|Credit: C&EN/George Adjabeng|
condenser chiller (story by Marc Reisch, registration required):
[George] Adjabeng’s experience with rotovaps started at Ghana’s University of Cape Coast. After graduating in 2001, he received an M.S. degree in organic chemistry from Ontario’s Brock University and went to work for Roche in California. From 2004 to 2011, he worked for GlaxoSmithKline in North Carolina where he was a discoverer of Tafinlar, a drug that treats advanced melanoma.

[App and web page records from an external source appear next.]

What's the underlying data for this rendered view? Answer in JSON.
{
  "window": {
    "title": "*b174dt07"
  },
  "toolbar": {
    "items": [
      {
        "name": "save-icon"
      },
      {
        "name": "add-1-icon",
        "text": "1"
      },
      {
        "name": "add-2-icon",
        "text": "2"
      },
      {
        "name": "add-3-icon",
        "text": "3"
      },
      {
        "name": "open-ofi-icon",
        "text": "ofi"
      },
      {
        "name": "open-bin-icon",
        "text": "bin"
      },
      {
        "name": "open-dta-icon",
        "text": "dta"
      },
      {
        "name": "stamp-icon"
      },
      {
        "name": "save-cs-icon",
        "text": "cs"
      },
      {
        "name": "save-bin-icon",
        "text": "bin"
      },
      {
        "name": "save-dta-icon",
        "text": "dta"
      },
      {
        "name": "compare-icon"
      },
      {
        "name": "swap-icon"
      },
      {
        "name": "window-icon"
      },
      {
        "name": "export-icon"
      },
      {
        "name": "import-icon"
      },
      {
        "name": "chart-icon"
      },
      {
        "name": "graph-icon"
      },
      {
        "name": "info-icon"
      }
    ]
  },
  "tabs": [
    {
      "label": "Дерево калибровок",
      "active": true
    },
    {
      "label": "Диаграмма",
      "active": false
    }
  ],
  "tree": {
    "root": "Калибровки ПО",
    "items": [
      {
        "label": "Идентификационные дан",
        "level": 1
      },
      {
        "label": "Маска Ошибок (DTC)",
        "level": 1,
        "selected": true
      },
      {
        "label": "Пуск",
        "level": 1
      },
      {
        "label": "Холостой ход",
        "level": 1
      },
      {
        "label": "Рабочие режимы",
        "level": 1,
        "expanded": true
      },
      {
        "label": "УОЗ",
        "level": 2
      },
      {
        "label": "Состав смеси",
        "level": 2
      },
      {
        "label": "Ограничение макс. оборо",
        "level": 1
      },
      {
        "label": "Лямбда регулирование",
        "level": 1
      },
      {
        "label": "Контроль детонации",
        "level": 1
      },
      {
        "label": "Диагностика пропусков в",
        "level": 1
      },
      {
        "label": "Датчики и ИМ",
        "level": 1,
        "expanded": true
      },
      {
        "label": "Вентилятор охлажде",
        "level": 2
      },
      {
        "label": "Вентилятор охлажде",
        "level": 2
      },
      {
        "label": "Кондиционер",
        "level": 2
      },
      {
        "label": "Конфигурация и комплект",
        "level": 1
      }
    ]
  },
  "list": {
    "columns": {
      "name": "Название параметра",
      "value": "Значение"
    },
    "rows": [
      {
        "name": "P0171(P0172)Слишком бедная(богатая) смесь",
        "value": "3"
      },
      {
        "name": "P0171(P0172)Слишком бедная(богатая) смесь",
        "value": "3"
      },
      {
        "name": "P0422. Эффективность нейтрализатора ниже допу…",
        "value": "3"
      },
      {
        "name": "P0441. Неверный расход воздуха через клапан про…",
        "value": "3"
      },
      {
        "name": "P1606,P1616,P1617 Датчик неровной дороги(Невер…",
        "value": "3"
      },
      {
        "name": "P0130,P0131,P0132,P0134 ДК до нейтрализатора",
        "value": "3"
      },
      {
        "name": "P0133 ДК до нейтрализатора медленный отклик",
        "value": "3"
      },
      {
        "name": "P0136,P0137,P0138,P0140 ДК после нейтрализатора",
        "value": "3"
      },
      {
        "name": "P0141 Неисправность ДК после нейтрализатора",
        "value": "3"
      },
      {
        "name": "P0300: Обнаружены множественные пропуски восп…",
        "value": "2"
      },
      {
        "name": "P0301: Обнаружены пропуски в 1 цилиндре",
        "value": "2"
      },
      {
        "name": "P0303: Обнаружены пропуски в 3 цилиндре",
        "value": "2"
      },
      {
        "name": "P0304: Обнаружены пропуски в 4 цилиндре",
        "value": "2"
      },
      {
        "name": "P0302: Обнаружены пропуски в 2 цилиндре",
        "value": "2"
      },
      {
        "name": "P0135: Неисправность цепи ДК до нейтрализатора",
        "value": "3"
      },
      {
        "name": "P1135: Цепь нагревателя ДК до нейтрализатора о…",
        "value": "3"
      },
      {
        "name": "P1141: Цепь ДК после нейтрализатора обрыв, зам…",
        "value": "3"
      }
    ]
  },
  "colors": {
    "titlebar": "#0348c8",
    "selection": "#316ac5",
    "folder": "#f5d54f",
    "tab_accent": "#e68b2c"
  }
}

“I used rotovaps while I was in school and at work,” Adjabeng says. At times, he says, “I’d spend all day going back and forth getting dry ice to recharge the rotovap condenser.” He left GSK to get a business degree because, he says, “I didn’t want to be in the lab for the rest of my career.” During his studies, he was bitten by the entrepreneurial bug. “I met people who had started up university-research-based spin-outs,” he says.
Seeking a technology of his own, Adjabeng recalled his experience in the lab and conceived of the EcoChyll. He also sought out people familiar with refrigeration technology and worked with the department of mechanical and aerospace engineering at North Carolina State University to develop the prototype he is now testing with potential users. Adjabeng and his friend initially funded development of the EcoChyll out of their own pockets. More recently, an angel investor kicked in $100,000.

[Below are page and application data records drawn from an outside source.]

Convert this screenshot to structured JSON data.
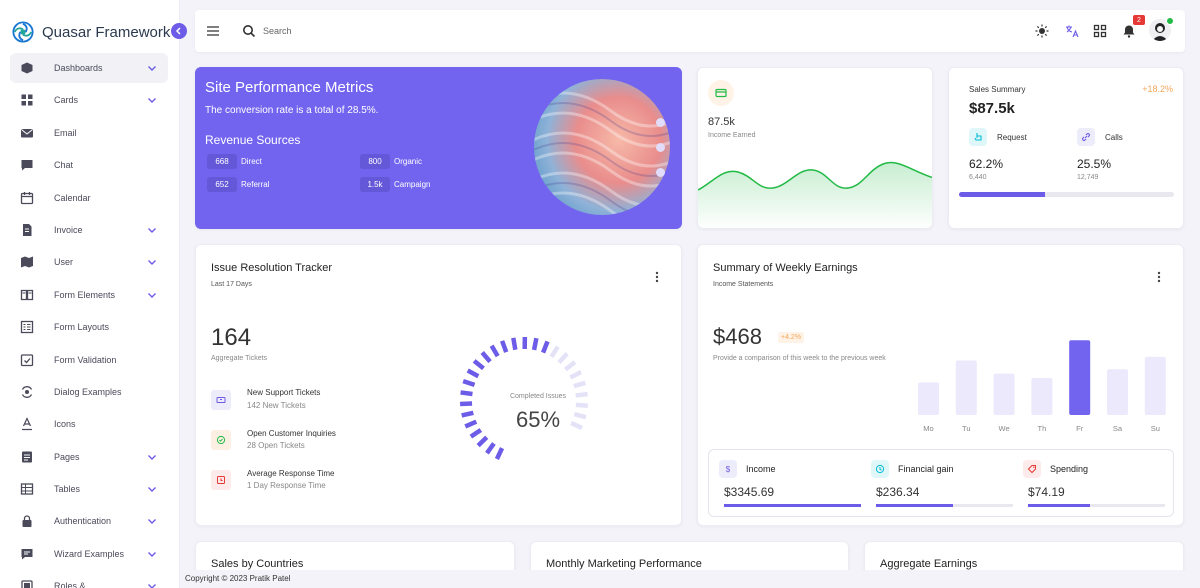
{
  "brand": {
    "name": "Quasar Framework"
  },
  "sidebar": {
    "items": [
      {
        "label": "Dashboards",
        "chevron": true,
        "active": true,
        "icon": "dashboard-icon"
      },
      {
        "label": "Cards",
        "chevron": true,
        "icon": "cards-icon"
      },
      {
        "label": "Email",
        "chevron": false,
        "icon": "email-icon"
      },
      {
        "label": "Chat",
        "chevron": false,
        "icon": "chat-icon"
      },
      {
        "label": "Calendar",
        "chevron": false,
        "icon": "calendar-icon"
      },
      {
        "label": "Invoice",
        "chevron": true,
        "icon": "invoice-icon"
      },
      {
        "label": "User",
        "chevron": true,
        "icon": "user-icon"
      },
      {
        "label": "Form Elements",
        "chevron": true,
        "icon": "form-elements-icon"
      },
      {
        "label": "Form Layouts",
        "chevron": false,
        "icon": "form-layouts-icon"
      },
      {
        "label": "Form Validation",
        "chevron": false,
        "icon": "form-validation-icon"
      },
      {
        "label": "Dialog Examples",
        "chevron": false,
        "icon": "dialog-icon"
      },
      {
        "label": "Icons",
        "chevron": false,
        "icon": "icons-icon"
      },
      {
        "label": "Pages",
        "chevron": true,
        "icon": "pages-icon"
      },
      {
        "label": "Tables",
        "chevron": true,
        "icon": "tables-icon"
      },
      {
        "label": "Authentication",
        "chevron": true,
        "icon": "lock-icon"
      },
      {
        "label": "Wizard Examples",
        "chevron": true,
        "icon": "wizard-icon"
      },
      {
        "label": "Roles &",
        "chevron": true,
        "icon": "roles-icon"
      }
    ]
  },
  "header": {
    "search_placeholder": "Search",
    "notification_count": "2"
  },
  "performance": {
    "title": "Site Performance Metrics",
    "subtitle": "The conversion rate is a total of 28.5%.",
    "revenue_title": "Revenue Sources",
    "sources": [
      {
        "value": "668",
        "label": "Direct"
      },
      {
        "value": "800",
        "label": "Organic"
      },
      {
        "value": "652",
        "label": "Referral"
      },
      {
        "value": "1.5k",
        "label": "Campaign"
      }
    ]
  },
  "income": {
    "value": "87.5k",
    "label": "Income Earned"
  },
  "sales_summary": {
    "title": "Sales Summary",
    "change": "+18.2%",
    "value": "$87.5k",
    "request": {
      "label": "Request",
      "pct": "62.2%",
      "count": "6,440"
    },
    "calls": {
      "label": "Calls",
      "pct": "25.5%",
      "count": "12,749"
    },
    "progress": 0.4
  },
  "issue": {
    "title": "Issue Resolution Tracker",
    "subtitle": "Last 17 Days",
    "total": "164",
    "total_label": "Aggregate Tickets",
    "rows": [
      {
        "title": "New Support Tickets",
        "sub": "142 New Tickets",
        "color": "#6c5ce7",
        "bg": "#ececfb"
      },
      {
        "title": "Open Customer Inquiries",
        "sub": "28 Open Tickets",
        "color": "#21ba45",
        "bg": "#fdf0e3"
      },
      {
        "title": "Average Response Time",
        "sub": "1 Day Response Time",
        "color": "#e53935",
        "bg": "#fdeaea"
      }
    ],
    "gauge_label": "Completed Issues",
    "gauge_value": "65%",
    "gauge_fraction": 0.65
  },
  "weekly": {
    "title": "Summary of Weekly Earnings",
    "subtitle": "Income Statements",
    "value": "$468",
    "change": "+4.2%",
    "description": "Provide a comparison of this week to the previous week",
    "summary": [
      {
        "label": "Income",
        "value": "$3345.69",
        "icon": "dollar-icon",
        "color": "#6c5ce7",
        "bg": "#ececfb",
        "progress": 1.0
      },
      {
        "label": "Financial gain",
        "value": "$236.34",
        "icon": "clock-icon",
        "color": "#00bcd4",
        "bg": "#e0f7fa",
        "progress": 0.56
      },
      {
        "label": "Spending",
        "value": "$74.19",
        "icon": "tag-icon",
        "color": "#e53935",
        "bg": "#fdeaea",
        "progress": 0.45
      }
    ]
  },
  "chart_data": {
    "type": "bar",
    "categories": [
      "Mo",
      "Tu",
      "We",
      "Th",
      "Fr",
      "Sa",
      "Su"
    ],
    "values": [
      37,
      62,
      47,
      42,
      85,
      52,
      66
    ],
    "highlight": "Fr",
    "ylim": [
      0,
      100
    ],
    "colors": {
      "base": "#ebe9fb",
      "highlight": "#7264ee"
    }
  },
  "bottom": {
    "titles": [
      "Sales by Countries",
      "Monthly Marketing Performance",
      "Aggregate Earnings"
    ]
  },
  "footer": {
    "text": "Copyright © 2023 Pratik Patel"
  }
}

Planning to test the EcoChyll in his lab is University of California, Berkeley, chemistry professor Richmond Sarpong. Given California’s water shortage, Sarpong notes, tap water cooling is rarely used. “But we use a lot of dry ice. It’s expensive and not the most sustainable thing,” he says.The article goes on to say that he plans to charge somewhere in the $9,000-$12,000 range, which is kinda pricey, but hey! I'm not an entrepreneur and George Adjabeng is. Best wishes to him.
(I presume the problem is this: Mr. Adjabeng's product appears to be aimed at the small chemical business and academic market. It would be interesting to know how many chemistry professors care about dry ice consumable usage. (I certainly know that small chemical business do, but how many of those are there?) How many new rotovaps does Buchi sell in a year in the United States, and beyond? How many of those are run by water-based condensers, as opposed to dry ice, or antifreeze-based recirculating chillers?)